The Committee’s decision to limit itself to a single public panel looking at the Bill purely from a critical perspective, to have only three other panels including any witnesses not supportive of the Scottish Government position, and to have only one-quarter of its public witnesses (nine people in total) with a critical view, was therefore guided by something other than the balance of responses to recent consultations, even the one least recent and most favourable to the Scottish Government position.
Assuming most of the supportive witnesses heard in public were identified in advance, the Committee originally planned a witness list around three-quarters of which was pro the government position, plus the large group of individuals supporting the change it met in private session before the start of public proceedings. That analysis excludes the private briefing from civil servants the Committee received at its first meeting on the Bill (15 March) which is only minimally minuted (responses from the Scottish Government Bill Team are not shown) and the formal public evidence session planned with the Cabinet Secretary on 28 June.
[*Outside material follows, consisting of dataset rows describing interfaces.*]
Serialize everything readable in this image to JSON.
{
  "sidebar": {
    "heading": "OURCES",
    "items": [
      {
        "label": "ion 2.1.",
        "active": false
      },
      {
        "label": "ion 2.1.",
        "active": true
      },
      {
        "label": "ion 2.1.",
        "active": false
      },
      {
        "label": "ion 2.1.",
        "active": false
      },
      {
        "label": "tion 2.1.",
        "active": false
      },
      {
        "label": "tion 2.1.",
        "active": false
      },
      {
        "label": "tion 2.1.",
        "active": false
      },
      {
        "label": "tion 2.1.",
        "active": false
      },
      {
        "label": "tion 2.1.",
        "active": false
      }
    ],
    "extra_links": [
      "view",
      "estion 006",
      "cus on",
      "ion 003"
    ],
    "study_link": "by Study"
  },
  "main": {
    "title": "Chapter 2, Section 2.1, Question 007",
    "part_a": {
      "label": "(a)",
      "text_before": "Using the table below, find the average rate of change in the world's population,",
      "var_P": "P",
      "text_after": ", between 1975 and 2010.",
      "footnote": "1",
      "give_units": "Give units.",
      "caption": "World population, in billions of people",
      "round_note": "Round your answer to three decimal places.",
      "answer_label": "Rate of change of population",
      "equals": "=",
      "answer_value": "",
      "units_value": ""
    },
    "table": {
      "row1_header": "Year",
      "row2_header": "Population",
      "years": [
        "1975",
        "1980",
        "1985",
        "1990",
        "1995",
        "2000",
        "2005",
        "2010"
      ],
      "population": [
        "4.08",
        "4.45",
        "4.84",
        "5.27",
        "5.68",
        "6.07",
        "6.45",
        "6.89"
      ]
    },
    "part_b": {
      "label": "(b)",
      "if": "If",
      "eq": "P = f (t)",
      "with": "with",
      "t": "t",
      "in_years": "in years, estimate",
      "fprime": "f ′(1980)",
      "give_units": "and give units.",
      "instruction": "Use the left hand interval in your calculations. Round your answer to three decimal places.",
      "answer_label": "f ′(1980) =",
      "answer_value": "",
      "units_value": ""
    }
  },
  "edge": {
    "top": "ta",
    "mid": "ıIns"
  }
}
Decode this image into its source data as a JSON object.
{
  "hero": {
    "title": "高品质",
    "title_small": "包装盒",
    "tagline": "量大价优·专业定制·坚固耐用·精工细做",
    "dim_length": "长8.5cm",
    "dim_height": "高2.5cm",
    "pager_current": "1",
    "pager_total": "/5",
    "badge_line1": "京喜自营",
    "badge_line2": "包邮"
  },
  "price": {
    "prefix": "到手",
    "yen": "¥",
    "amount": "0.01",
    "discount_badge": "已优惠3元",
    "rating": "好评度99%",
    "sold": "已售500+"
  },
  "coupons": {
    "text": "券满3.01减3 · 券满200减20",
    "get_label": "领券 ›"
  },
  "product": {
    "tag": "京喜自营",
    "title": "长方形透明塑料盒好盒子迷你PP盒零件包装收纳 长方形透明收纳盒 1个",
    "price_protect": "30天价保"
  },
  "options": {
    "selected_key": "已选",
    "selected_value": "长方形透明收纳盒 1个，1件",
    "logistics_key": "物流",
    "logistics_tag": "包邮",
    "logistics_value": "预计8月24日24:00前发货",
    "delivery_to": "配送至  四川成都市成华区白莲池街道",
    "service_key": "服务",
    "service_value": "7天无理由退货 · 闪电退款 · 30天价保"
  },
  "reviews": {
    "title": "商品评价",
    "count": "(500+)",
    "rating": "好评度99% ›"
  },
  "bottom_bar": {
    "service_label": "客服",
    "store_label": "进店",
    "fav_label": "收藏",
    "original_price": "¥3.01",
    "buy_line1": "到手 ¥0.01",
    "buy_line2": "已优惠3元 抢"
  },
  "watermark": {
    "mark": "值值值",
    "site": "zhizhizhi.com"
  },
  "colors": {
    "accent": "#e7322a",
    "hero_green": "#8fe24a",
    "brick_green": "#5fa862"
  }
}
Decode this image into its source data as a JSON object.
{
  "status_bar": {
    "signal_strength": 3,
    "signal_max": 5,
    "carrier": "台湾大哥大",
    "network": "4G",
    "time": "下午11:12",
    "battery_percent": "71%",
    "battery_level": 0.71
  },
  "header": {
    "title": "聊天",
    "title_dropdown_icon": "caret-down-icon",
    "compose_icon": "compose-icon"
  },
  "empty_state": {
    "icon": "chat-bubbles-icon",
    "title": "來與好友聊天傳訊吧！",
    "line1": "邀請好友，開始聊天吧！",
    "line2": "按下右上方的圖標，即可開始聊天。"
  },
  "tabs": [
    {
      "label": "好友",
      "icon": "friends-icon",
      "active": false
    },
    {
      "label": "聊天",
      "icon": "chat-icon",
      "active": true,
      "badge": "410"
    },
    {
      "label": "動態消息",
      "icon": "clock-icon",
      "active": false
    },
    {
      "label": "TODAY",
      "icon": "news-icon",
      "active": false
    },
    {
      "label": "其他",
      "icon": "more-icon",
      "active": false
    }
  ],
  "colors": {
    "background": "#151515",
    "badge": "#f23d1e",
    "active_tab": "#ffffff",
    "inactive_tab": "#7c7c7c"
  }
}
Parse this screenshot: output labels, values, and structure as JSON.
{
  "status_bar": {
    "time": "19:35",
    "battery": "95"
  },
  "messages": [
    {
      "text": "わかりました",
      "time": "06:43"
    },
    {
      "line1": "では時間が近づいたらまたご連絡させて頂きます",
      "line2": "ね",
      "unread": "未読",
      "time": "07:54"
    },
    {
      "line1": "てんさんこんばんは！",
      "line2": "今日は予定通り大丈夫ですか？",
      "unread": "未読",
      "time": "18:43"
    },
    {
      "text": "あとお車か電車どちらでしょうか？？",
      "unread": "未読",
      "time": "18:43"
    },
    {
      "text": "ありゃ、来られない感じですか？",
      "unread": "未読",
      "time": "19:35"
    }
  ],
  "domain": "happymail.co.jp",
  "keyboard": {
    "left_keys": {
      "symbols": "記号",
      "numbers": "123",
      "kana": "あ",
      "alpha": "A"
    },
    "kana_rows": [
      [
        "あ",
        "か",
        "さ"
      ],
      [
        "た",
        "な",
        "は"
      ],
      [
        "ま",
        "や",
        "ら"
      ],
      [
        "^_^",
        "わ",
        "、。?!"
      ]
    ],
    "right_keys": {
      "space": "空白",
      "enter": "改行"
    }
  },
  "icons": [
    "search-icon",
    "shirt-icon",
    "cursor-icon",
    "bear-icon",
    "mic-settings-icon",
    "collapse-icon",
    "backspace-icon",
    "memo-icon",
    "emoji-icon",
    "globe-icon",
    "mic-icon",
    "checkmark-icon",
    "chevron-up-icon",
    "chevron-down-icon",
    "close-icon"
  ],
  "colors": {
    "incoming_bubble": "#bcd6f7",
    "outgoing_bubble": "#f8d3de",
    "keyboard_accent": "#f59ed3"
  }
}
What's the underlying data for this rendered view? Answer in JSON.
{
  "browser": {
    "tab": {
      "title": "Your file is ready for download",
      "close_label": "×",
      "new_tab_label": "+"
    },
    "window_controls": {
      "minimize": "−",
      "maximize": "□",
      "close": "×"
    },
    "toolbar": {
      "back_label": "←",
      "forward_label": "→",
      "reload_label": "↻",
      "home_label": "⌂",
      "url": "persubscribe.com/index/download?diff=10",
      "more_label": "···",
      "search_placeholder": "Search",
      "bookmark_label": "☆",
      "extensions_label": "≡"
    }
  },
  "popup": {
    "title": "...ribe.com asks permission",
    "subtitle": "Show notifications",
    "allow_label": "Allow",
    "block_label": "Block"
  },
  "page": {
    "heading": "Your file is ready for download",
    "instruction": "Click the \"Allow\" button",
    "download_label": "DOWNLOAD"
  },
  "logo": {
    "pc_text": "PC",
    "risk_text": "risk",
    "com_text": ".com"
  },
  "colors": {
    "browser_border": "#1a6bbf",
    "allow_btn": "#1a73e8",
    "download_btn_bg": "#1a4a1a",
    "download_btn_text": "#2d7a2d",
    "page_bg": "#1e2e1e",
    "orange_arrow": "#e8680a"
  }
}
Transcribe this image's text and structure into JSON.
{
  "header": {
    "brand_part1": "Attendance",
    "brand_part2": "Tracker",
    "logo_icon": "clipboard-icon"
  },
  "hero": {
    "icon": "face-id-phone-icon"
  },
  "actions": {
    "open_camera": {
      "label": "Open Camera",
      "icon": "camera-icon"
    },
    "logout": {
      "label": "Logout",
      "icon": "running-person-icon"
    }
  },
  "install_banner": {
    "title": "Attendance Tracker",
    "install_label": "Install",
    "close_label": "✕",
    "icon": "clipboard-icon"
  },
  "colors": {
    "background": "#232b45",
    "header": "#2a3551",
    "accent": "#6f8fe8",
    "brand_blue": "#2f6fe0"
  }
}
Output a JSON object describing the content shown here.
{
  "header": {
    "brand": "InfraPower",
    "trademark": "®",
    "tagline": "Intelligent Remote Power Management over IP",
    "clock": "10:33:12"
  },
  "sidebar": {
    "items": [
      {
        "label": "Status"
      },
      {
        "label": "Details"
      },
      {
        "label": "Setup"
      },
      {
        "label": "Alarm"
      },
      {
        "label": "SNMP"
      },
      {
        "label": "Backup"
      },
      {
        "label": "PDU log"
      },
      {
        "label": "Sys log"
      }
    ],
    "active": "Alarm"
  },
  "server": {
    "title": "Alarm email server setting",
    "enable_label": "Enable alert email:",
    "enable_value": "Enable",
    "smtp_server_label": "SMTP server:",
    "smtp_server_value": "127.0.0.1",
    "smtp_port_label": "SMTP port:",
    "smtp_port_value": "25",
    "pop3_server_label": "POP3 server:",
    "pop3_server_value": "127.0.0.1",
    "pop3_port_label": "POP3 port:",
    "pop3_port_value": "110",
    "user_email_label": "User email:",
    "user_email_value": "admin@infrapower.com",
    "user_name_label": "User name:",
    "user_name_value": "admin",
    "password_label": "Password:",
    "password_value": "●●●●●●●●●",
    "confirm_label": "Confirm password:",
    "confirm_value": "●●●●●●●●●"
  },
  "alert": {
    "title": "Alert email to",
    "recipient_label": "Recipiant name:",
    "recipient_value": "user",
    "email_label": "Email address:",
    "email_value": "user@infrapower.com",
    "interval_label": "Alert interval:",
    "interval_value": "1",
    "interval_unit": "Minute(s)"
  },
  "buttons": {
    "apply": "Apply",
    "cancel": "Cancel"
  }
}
From the first private sessions with Scottish Government officials until the third public evidence session on 31 May, the Committee was exposed to no voices challenging the Scottish Government position, bar the Equality and Human Rights Commission’s (EHRC) call for caution.
There were 14 panel sessions in public in total. Excluding the unique case of the EHRC, nine of the public panels were made up wholly of supportive witnesses, one wholly of witnesses who were not supportive of self-declaration and three had witnesses with a mixture of views. Had Professor Sullivan not been added later, we assume there would instead have been only two with mixed views. Of the 56 people we know so far spoke to the committee in public or in private, only 10 (plus arguably the EHRC) appear to have been selected to bring any critical perspective on the self-declaration model.
A process designed to create the impression of a weight of evidence in favour of the government position, to limit the opportunity to air publicly in the parliament more challenging perspectives, and so to reassure those with any doubts about the Bill would look, we think, on paper, like the one outlined above. Once the Stage One Report is published, it will become clearer what sort of a balancing act the Committee has performed in practice.